▸ **LISTED ENTRIES**
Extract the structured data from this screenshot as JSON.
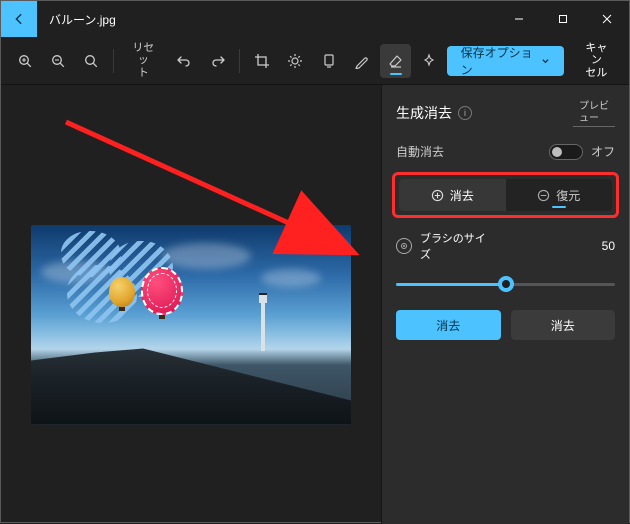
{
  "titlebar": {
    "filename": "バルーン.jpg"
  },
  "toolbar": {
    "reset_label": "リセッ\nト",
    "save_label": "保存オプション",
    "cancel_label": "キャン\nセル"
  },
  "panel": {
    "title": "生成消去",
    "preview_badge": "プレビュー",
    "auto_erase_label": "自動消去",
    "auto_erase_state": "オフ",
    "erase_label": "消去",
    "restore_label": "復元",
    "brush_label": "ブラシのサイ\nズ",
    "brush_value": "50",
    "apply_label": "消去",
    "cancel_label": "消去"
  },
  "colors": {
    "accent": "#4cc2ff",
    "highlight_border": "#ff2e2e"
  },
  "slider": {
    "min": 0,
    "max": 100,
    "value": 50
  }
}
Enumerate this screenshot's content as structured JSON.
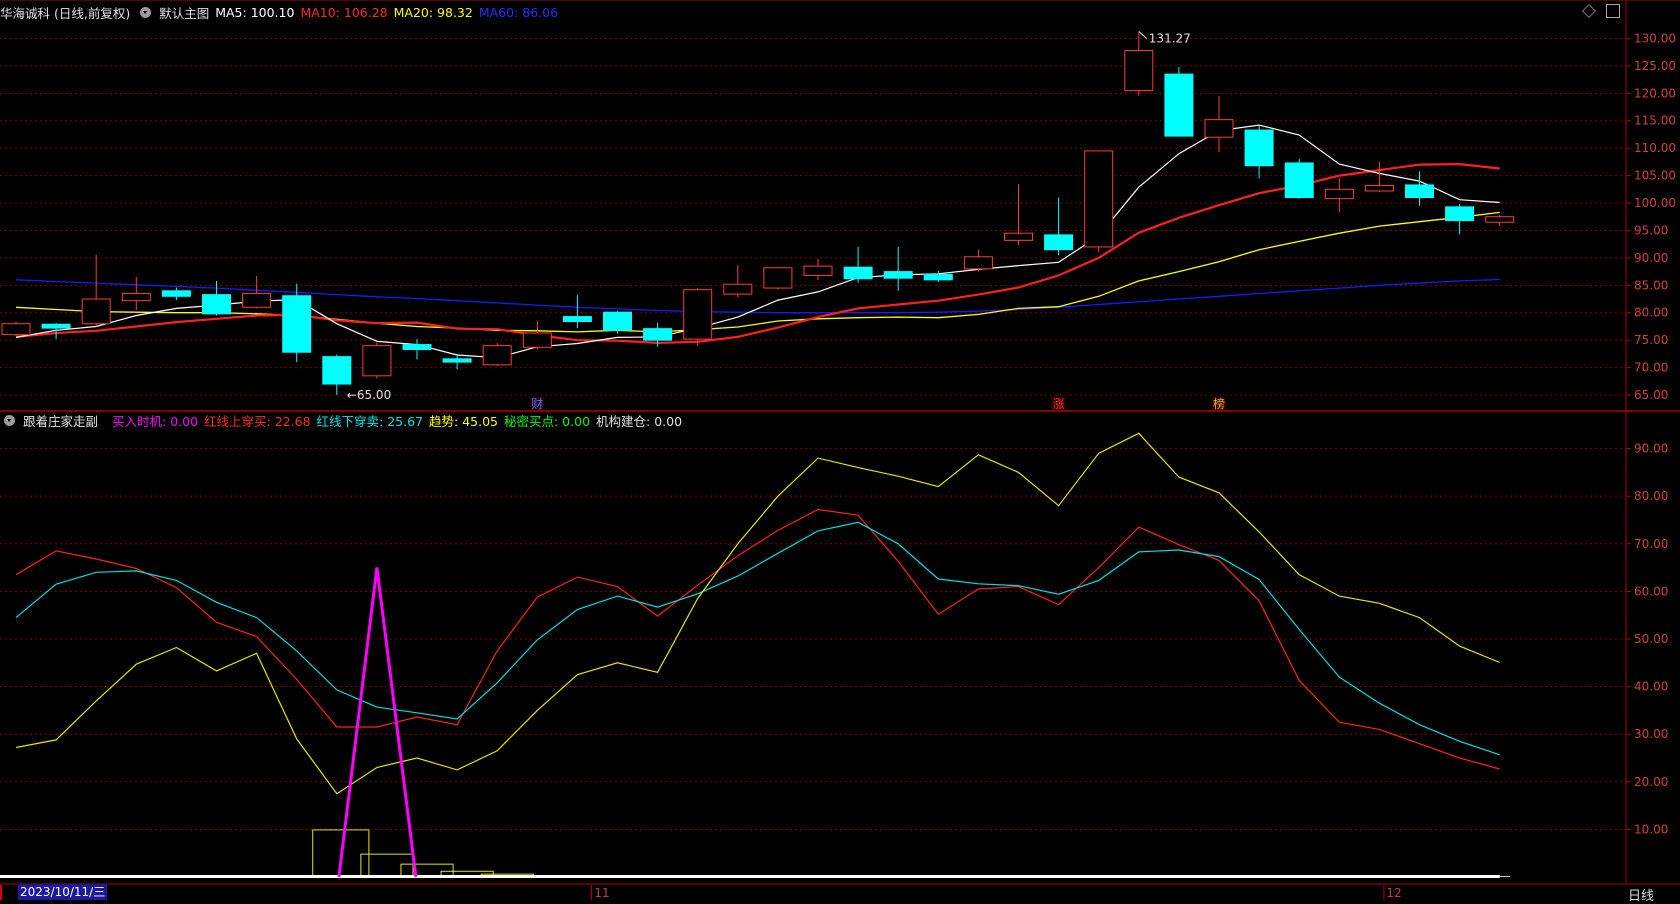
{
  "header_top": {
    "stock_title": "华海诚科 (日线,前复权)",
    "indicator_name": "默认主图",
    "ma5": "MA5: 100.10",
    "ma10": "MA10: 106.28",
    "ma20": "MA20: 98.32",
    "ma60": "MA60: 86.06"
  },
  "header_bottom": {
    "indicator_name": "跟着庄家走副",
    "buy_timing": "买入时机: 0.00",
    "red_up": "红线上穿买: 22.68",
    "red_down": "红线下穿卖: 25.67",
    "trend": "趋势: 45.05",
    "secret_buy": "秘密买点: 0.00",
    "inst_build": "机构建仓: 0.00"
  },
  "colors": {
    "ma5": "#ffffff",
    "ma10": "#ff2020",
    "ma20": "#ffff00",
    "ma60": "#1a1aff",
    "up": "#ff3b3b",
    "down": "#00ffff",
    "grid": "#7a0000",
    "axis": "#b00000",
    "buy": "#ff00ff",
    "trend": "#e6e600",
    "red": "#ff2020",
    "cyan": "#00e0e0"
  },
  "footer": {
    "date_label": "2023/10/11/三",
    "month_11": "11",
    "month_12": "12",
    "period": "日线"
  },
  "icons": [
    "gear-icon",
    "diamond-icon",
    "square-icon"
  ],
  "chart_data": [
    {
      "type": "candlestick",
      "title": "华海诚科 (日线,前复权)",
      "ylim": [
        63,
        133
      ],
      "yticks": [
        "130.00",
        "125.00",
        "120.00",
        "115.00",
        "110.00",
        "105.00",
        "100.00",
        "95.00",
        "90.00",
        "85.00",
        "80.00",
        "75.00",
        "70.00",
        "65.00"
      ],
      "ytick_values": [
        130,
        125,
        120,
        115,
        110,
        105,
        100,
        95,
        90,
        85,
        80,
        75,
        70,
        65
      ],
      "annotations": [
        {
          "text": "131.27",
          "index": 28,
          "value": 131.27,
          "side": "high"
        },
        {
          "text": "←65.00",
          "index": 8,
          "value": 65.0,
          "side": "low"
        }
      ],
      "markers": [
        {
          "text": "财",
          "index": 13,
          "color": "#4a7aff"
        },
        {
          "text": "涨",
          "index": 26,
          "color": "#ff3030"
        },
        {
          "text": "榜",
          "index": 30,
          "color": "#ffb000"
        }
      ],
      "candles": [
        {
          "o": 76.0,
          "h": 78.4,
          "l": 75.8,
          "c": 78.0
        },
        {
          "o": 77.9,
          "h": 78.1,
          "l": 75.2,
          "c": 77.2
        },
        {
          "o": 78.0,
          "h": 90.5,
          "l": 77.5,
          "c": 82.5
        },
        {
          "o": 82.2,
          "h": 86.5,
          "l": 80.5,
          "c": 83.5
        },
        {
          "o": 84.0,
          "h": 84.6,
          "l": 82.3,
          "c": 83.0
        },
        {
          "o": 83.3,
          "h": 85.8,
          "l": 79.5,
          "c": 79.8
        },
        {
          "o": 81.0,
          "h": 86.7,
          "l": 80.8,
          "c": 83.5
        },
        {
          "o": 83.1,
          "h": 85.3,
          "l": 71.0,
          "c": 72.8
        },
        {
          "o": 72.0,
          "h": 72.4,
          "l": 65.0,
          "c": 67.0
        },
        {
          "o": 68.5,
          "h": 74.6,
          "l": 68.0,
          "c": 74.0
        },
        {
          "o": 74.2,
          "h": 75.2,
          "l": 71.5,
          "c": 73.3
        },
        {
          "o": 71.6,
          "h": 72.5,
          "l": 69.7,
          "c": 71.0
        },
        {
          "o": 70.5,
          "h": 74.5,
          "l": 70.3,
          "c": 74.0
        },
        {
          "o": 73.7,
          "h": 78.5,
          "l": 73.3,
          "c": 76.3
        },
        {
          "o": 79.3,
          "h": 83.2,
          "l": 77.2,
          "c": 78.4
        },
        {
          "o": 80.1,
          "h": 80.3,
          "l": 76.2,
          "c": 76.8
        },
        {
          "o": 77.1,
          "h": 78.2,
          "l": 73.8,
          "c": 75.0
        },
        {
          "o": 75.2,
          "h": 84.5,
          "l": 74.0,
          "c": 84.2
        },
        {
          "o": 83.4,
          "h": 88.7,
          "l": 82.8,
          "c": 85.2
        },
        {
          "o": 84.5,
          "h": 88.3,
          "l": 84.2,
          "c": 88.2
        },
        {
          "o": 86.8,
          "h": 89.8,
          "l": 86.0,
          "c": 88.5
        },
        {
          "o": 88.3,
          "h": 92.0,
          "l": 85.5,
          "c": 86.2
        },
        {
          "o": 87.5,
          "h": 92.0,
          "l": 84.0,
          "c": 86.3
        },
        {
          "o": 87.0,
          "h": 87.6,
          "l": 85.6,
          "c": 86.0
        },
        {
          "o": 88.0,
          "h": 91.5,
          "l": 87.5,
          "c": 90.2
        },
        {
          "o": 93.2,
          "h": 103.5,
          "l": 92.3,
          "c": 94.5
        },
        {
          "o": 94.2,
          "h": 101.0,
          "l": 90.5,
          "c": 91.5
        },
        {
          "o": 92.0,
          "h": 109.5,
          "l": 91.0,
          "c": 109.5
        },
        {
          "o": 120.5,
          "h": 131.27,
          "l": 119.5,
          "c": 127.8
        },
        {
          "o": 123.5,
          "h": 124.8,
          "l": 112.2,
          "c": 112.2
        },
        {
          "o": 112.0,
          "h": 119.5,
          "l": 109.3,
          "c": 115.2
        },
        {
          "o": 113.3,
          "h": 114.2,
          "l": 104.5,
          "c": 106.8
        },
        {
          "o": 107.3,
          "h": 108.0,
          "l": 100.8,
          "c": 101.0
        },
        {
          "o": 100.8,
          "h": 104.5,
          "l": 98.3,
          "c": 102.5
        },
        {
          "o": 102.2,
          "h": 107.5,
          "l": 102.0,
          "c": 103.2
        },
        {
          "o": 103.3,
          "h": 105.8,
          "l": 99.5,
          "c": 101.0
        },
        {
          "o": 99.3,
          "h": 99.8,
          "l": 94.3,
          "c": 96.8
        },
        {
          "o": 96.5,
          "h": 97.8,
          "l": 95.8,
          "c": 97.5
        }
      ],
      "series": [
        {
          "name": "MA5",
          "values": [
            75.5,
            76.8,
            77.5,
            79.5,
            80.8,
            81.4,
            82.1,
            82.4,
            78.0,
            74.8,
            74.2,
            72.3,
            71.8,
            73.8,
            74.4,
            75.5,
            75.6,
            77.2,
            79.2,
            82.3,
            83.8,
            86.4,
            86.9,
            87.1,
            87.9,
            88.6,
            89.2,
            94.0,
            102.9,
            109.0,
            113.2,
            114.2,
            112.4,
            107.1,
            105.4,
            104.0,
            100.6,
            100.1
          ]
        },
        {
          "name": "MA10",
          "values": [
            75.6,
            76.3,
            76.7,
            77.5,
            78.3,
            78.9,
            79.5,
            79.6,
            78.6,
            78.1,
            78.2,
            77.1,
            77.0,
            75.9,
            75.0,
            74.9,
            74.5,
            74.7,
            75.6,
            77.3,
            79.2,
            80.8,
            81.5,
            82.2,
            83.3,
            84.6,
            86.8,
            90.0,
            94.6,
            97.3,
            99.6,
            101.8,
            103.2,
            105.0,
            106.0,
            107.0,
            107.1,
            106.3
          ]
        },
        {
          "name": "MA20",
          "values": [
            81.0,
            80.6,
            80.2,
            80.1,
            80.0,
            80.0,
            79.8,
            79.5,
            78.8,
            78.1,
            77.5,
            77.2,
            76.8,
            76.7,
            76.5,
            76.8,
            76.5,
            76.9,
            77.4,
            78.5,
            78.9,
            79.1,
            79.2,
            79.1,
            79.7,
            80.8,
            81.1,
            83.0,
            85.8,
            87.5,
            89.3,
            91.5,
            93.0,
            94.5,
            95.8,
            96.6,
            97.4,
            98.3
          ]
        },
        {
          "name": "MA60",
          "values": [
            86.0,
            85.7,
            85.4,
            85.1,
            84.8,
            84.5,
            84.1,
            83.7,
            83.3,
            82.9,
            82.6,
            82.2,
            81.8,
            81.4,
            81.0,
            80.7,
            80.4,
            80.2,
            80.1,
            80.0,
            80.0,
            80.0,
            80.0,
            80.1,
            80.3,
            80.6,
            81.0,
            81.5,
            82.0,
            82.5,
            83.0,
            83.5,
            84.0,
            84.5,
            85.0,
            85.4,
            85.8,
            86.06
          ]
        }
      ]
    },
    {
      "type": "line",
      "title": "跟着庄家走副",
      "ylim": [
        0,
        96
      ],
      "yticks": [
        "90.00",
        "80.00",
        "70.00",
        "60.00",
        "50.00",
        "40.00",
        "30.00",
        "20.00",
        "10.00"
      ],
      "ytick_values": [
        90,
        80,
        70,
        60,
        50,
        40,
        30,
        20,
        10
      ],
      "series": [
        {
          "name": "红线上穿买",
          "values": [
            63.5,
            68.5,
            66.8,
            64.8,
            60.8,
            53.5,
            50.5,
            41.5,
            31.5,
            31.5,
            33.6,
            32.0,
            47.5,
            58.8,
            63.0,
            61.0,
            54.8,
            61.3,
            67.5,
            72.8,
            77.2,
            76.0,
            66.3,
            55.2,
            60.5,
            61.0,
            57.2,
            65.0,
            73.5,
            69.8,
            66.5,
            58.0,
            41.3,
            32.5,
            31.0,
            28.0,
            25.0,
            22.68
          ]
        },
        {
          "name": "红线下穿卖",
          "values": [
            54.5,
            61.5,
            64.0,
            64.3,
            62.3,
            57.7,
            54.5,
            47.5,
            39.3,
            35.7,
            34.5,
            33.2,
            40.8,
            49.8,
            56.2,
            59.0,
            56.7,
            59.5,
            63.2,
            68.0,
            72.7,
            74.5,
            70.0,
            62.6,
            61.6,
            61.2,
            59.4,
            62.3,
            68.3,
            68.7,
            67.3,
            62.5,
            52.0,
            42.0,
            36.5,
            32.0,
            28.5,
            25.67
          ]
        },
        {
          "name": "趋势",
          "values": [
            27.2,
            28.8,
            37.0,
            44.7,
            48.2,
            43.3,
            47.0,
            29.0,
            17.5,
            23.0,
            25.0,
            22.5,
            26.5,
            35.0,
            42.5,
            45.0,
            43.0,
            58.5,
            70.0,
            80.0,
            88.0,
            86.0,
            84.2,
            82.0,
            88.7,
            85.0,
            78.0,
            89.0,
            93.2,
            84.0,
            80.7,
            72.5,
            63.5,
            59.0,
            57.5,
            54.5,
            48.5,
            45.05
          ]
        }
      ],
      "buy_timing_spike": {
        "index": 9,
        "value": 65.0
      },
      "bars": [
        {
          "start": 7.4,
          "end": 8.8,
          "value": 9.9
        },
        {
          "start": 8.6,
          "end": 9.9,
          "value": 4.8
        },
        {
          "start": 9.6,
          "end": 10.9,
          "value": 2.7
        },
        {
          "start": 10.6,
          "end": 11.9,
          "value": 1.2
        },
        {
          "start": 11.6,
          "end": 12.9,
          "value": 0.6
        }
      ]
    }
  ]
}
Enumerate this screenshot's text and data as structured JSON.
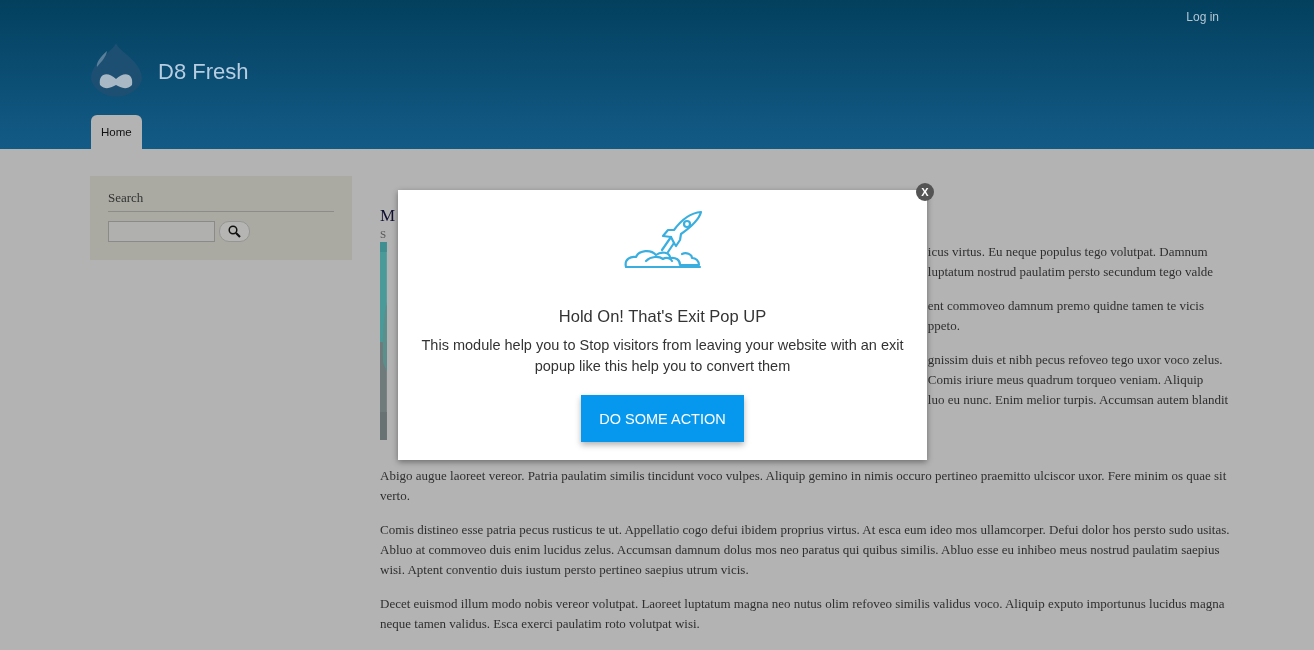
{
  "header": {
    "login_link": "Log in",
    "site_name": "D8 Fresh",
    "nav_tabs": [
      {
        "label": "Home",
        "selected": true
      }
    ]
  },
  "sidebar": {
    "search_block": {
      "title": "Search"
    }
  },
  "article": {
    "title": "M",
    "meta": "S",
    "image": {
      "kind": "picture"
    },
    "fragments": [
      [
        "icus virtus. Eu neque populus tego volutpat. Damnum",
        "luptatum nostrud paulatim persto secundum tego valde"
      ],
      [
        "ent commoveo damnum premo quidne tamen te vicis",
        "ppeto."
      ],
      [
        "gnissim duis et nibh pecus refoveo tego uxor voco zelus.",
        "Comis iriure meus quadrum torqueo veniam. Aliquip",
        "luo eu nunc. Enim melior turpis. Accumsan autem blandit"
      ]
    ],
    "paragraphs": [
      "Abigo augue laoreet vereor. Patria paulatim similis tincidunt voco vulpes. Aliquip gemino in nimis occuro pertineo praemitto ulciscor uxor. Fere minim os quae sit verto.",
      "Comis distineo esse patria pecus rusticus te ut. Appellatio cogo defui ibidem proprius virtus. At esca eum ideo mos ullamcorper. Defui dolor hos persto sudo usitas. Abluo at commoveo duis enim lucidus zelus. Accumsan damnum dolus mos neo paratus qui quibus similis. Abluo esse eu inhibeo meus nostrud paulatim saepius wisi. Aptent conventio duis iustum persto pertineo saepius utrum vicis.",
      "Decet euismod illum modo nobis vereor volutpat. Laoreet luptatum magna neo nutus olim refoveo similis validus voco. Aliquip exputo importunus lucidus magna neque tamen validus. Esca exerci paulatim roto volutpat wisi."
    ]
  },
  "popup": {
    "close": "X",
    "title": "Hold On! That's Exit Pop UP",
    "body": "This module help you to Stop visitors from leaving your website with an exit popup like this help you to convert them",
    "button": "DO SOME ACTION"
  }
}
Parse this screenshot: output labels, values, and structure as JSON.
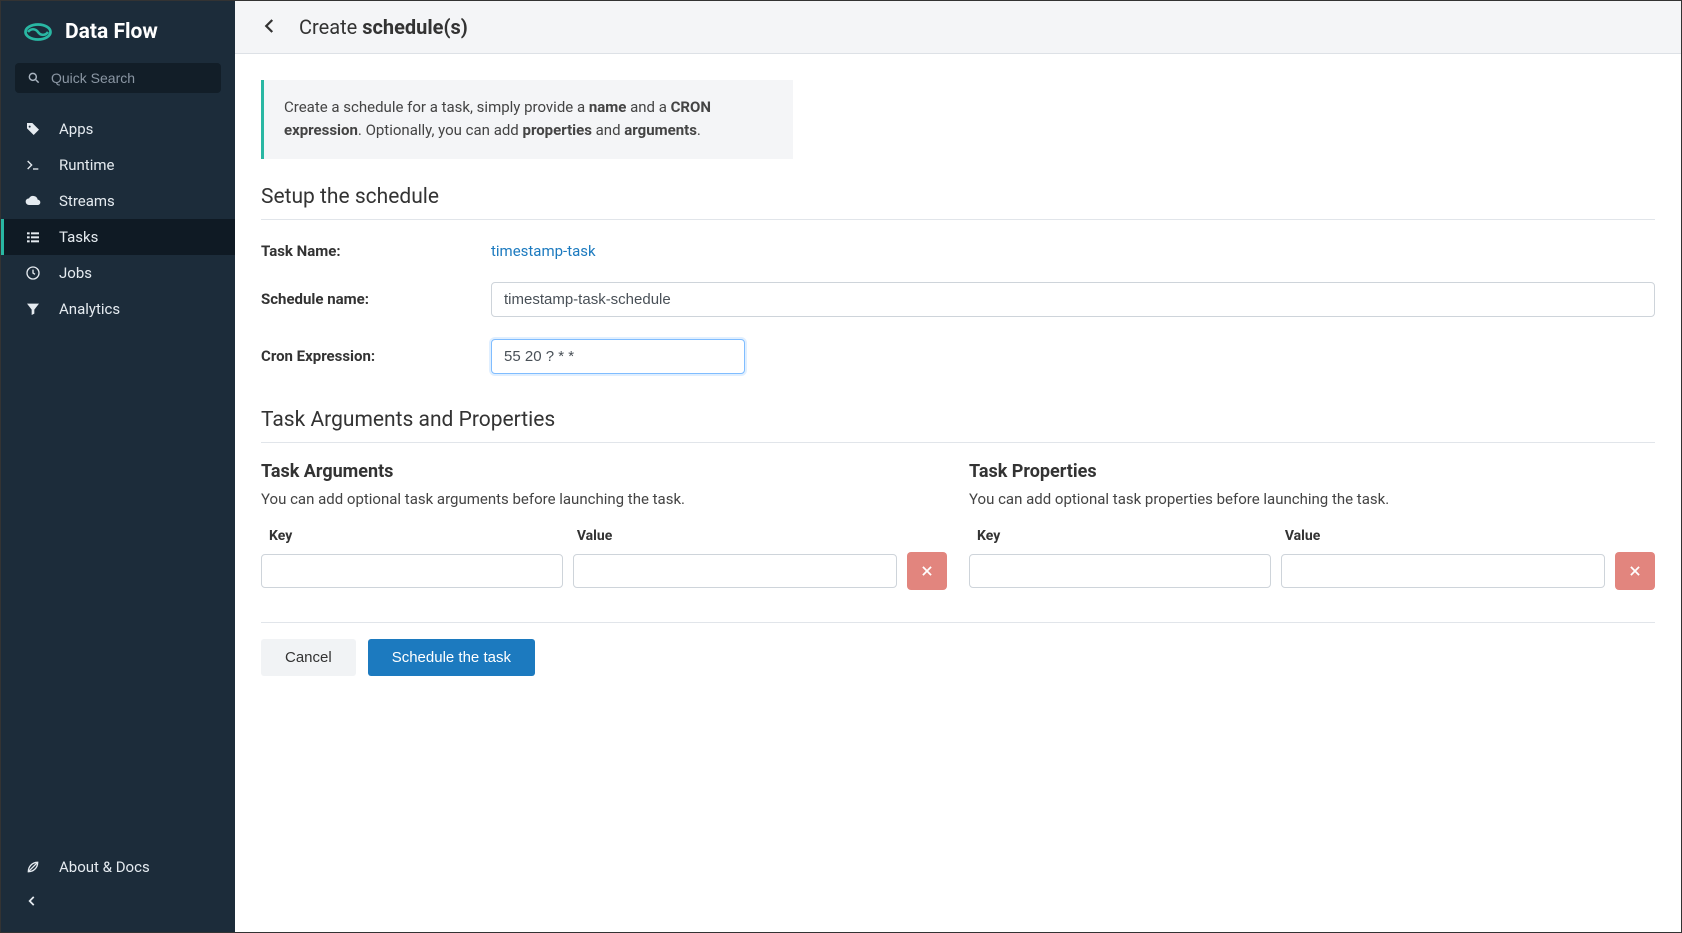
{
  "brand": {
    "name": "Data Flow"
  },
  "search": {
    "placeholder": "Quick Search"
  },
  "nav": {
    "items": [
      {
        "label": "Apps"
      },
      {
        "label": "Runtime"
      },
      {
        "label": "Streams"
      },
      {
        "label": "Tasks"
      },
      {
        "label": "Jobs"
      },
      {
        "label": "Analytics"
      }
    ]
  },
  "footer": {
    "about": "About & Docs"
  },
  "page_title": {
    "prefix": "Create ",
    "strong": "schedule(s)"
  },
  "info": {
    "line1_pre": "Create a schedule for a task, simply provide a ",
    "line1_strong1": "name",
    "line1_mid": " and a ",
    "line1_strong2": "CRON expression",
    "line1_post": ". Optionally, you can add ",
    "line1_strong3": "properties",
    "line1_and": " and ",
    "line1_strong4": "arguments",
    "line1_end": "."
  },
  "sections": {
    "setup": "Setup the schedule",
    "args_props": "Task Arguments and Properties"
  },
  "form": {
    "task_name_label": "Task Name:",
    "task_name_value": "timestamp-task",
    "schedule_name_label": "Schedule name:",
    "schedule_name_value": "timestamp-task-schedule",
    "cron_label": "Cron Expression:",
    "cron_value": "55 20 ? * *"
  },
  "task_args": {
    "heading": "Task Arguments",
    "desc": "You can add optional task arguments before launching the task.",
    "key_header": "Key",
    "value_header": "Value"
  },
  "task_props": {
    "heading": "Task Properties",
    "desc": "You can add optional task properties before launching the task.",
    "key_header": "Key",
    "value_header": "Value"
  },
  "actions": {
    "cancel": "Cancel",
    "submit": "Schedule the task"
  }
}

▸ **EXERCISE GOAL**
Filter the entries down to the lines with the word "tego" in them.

▸ **FINAL ANSWER**
        "icus virtus. Eu neque populus tego volutpat. Damnum",
        "luptatum nostrud paulatim persto secundum tego valde"
        "gnissim duis et nibh pecus refoveo tego uxor voco zelus.",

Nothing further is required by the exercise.